“We want justice. He was 13. He was a baby!”
That’s what a woman who identified herself as Karon Blake’s aunt said Tuesday night at the Turkey Thicket Recreation Center in Northeast D.C., where hundreds of community members gathered to ask questions and demand answers from District leaders as well as police over why the man accused of fatally shooting the teenage boy has not been identified or arrested.
“That man killed that boy. He killed that boy,” said a Brookland resident, who asked officials to identify the man.
Police have not released the name of the man who fired the gun; but police Chief Robert Contee said earlier in a news conference that he was an “African American man,” is not law enforcement, has a license to carry a concealed weapon and has firearm registered with his home. Police said that no weapons have been recovered thus far.
Hours before the community meeting, Contee gave an impassioned statement to address what he called the “spreading of inaccurate information” surrounding Blake’s death.
Blake, of Northeast, was shot and killed on Saturday on the 1000 block of Quincy Street.
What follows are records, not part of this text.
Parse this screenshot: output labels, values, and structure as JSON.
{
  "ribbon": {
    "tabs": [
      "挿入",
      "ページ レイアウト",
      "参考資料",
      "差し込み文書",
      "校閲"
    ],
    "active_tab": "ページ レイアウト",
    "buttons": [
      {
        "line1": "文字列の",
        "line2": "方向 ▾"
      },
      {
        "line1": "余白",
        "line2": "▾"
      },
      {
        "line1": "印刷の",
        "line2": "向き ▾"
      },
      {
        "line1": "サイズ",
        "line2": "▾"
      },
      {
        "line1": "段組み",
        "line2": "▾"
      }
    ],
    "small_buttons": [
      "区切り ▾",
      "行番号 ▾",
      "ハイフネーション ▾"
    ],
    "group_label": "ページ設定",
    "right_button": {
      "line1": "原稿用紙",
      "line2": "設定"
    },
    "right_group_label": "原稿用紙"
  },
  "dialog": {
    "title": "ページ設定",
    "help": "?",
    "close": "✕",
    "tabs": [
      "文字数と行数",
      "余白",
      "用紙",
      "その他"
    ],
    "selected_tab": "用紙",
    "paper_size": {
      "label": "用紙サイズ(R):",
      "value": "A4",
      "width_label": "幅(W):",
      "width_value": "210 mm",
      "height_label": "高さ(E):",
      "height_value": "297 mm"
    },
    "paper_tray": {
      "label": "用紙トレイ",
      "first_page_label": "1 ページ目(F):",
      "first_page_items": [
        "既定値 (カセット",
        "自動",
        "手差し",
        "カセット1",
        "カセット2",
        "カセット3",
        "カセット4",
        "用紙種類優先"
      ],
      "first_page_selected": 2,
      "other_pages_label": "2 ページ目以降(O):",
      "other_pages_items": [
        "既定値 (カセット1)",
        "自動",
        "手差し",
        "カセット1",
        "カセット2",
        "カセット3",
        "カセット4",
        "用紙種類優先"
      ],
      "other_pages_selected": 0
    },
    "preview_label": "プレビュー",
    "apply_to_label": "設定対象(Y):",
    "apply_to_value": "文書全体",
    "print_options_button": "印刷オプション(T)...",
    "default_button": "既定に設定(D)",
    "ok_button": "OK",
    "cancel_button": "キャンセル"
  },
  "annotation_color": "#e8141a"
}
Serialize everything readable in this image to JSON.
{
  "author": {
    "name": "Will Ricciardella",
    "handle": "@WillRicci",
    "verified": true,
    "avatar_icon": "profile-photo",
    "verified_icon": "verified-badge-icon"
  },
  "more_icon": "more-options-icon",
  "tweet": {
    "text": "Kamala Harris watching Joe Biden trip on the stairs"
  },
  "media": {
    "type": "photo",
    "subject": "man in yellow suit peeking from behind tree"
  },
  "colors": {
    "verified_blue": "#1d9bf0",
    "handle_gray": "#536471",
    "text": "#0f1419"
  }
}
A man confronted Blake after he had allegedly witnessed him break into a car before shooting and killing the teen, according to D.C. police.
“I don’t understand why y’all let that man still go free,” said Sean Long, who said he was Blake’s grandfather.
Long said the meeting, which was attended by Ward 5 Council member Zachary Parker and Assistant Chief of Police Morgan Kane, still didn’t provide enough answers to the community’s questions, particularly why the man had not been arrested and why he had not been identified.
Last night, Parker said he requested officer body camera footage in connection to the police investigation, citing residents concerns over lack of transparency.
In the spirit of transparency and accountability, today, I formally requested access to officer body camera footage in the Blake case. I will continue standing with the Blake family and Ward 5 community. I will continue showing up — even during difficult times and conversations. pic.twitter.com/IBCjrwKXt9
— Councilmember Zachary Parker (@CMZParker5) January 11, 2023
“Please give me justice. Give that family justice. Do your job. Let the jury deal with it,” Long said. “Same thing when they lock us up, they don’t ask no questions. We got to get the lawyer, we got to get the jury, the jury got to deal with us. Go get him out of there, and let the jury deal with him.”
Blake’s death, Long said, is the worst death he has ever been through, and that includes his son, who was killed in 2009 over a fight.
“Now his son, we have to bury his son now. His son got killed by a guy, that he’s messing with the car. I didn’t know that you could get a gun permit and shoot somebody for messing with a car,” Long said.
One speaker asked why the man accused of shooting Blake was not taken into custody. Kane, the assistant police chief, tried to explain why.
“I want you to understand when we are talking about an investigation where someone has lost their life, and I know that we are used to seeing people immediately arrested on scene when we have enough information to do so … In this circumstance, it requires further investigation to determine what happened,” Kane said.
Earlier, Contee emphasized the process that police have to undertake when it comes to the case.
“We’re going to get this right,” Contee said. “We’re going to do it the right way. And we’re not going to be influenced because of some people who think that this should have happened or that should have happened.”
Kane echoed the police chief and said the last thing police want is to compromise the case.
“If we give the jury or the judge a case that is not ready, and we don’t have all the evidence, the last thing that we want to do, the last thing that we want to do, is sacrifice an outcome that you all are looking for,” Kane said.
Yet some were not placated by Kane’s answer, including a woman named Tracy, who said, in her opinion, knowing the man’s identity is “not breaching an investigation.”
Others in the meeting spoke about how they knew Blake.
“I met Karon when he was in the first grade,” said one woman who held up a picture of Karon on her phone building a Lego house for his mother and sister. “He was a loved person. He was not a perp. He was not a suspect. He was a loved person.”
WTOP’s Mike Murillo, who reported from Northeast D.C., contributed to this report.